The new monster 821, with its supremely sporty performance and agility, has been designed for maximum riding pleasure. PEAKLIFE takes a closer look at this new beast!
Ducati launches an updated Monster and its arrival has ramifications way beyond the obvious. The debut of the revamped Monster 821 represents a roll of the dice for the Italian company’s management. They are counting on it remaining the best-selling model of any across their entire six-platform lineup. The Monster 821 is not an all-new model. Rather, it is a new engine variant. The 821 badging denotes the engine’s cubic capacity. What is worth mentioning here is that after the Monster 1200, the 821’s is the second motor to get liquid-cooling. The engine is, of course, not all-new. It was first featured in the Hypermotard, but it has been tweaked to suit the Monster’s nature.
Looks and Styling:
The Monster 821 follows trademark design cues of the Monster family, with a muscular, sporty line, characterized by the L-twin engine and unique exposed steel trellis frame. The imposing 17.5-litre sculpted metal tank presents a muscular image, emphasized by a narrow waistline and a compact headlamp, giving a friendly full frontal appearance. The design of the new Monster 821 is 100% Monster. The volumes, silhouette, tank, and headlight are true to the original lines of the bike born in 1993 but revisited with a modern flair. The iconic and unmistakable tank also comes with a fastening hook, just like the first Monster.
Engine and Gearbox:
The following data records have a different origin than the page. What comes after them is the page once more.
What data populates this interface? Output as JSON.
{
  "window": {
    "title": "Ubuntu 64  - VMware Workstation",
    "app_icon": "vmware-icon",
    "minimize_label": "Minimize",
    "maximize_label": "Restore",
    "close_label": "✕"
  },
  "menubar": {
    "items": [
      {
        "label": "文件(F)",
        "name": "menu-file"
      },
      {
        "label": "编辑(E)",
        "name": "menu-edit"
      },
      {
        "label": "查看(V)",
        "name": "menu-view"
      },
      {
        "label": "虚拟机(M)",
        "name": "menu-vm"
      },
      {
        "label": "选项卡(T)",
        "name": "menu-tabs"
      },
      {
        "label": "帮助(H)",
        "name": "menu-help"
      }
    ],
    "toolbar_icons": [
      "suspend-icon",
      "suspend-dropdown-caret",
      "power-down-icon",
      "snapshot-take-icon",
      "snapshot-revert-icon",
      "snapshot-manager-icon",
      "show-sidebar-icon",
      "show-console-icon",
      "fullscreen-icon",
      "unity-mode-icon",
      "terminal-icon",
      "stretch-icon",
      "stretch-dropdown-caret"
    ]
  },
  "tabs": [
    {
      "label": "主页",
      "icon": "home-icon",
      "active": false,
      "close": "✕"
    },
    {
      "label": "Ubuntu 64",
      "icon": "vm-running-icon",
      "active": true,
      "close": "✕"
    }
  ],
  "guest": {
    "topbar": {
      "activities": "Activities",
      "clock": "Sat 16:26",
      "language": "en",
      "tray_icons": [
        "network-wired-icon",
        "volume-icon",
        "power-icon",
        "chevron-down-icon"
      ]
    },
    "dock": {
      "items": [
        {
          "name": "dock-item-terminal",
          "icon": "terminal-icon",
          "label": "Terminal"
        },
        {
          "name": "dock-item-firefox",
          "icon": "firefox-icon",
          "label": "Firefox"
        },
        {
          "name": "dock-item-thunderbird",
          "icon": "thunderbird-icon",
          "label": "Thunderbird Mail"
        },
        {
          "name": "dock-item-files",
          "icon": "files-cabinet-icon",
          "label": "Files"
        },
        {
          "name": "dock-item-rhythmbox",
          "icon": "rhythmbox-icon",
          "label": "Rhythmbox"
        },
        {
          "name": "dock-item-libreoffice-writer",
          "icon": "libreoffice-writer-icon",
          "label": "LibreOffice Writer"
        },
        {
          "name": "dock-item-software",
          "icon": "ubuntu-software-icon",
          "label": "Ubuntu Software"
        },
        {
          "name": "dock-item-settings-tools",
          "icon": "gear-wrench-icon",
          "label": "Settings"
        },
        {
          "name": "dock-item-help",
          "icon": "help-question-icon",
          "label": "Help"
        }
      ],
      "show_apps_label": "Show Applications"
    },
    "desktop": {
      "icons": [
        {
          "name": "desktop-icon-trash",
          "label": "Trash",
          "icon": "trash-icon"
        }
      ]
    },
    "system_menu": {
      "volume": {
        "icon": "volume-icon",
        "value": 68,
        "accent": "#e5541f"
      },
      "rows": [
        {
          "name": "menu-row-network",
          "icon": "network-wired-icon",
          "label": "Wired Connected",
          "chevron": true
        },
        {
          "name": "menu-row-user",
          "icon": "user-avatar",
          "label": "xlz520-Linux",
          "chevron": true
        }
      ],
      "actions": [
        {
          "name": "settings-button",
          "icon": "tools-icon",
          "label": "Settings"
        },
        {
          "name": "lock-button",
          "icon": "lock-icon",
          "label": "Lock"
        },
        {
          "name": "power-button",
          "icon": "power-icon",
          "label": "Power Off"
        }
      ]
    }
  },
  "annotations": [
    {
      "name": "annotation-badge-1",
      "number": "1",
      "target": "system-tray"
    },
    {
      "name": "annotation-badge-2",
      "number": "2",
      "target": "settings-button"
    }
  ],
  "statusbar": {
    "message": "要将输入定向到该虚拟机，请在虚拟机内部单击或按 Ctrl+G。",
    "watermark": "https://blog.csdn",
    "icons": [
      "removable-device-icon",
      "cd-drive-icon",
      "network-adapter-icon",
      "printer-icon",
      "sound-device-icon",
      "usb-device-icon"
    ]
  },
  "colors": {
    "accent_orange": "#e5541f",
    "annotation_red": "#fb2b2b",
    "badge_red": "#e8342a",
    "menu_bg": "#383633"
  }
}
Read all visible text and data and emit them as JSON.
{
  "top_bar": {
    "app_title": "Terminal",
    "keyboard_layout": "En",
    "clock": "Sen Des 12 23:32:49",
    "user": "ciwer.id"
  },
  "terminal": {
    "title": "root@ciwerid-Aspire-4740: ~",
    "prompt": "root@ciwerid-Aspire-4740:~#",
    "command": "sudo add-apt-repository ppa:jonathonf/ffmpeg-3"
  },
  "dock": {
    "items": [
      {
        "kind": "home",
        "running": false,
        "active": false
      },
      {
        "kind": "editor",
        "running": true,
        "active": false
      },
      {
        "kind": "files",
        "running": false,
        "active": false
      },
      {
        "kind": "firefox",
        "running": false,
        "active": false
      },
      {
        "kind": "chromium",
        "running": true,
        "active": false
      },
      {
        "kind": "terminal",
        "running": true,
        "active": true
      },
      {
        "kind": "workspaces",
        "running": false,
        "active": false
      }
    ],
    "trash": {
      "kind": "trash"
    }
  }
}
Powering the Monster 821 is a new Testastretta 11 degree 821.1cc L-Twin, which makes 112PS at 9250rpm and maximum torque of 89.2Nm at 7750rpm. The tubular steel trellis frame is attached to the cylinder heads of the Testastretta engine, a method pioneered on the Panigale. The Ducati Safety Pack concept on the Monster 821 incorporates three-level ABS and eight-level Ducati Traction Control (DTC). The Monster also offers a choice of three pre-set Riding Modes: Sport, Touring, and Urban. Each Riding Mode is pre-programmed to instantly change engine character, ABS and traction control intervention – even while riding.
There are a few other useful changes. The previous 821’s foot pegs were a single-unit design but are now separate for more ground clearance and a more premium look, and the rear tyre is now a more commonly found size (180/55). Under the seat, you’ll find a USB socket for charging your phone or GPS device. A Ducati Multimedia System optional upgrade enables syncing your phone up to the Monster 821 to take calls, as well as control your music on the move.
Firing the Monster 821, into life starts with a pleasing soundtrack from the asymmetrical exhaust. As it complies with the latest Euro4 regulations, it’s quieter than the outgoing model, but still plenty loud and bassy enough to create a sense of occasion.
It’s fairly obvious that the previous Monster 821 was already a very good bike, to begin with, and the new Monster 821 is more about refinement than all-out change. With the electronic upgrades, tweaked design and top-notch build quality, Ducati hasn’t rocked the boat – and that’s just fine because it didn’t need rocking anyway.
Undeniably there are more exciting, higher specification bikes in its peer group, but none of them get to wear the Monster badge or come with such heritage – nor that yellow paint job.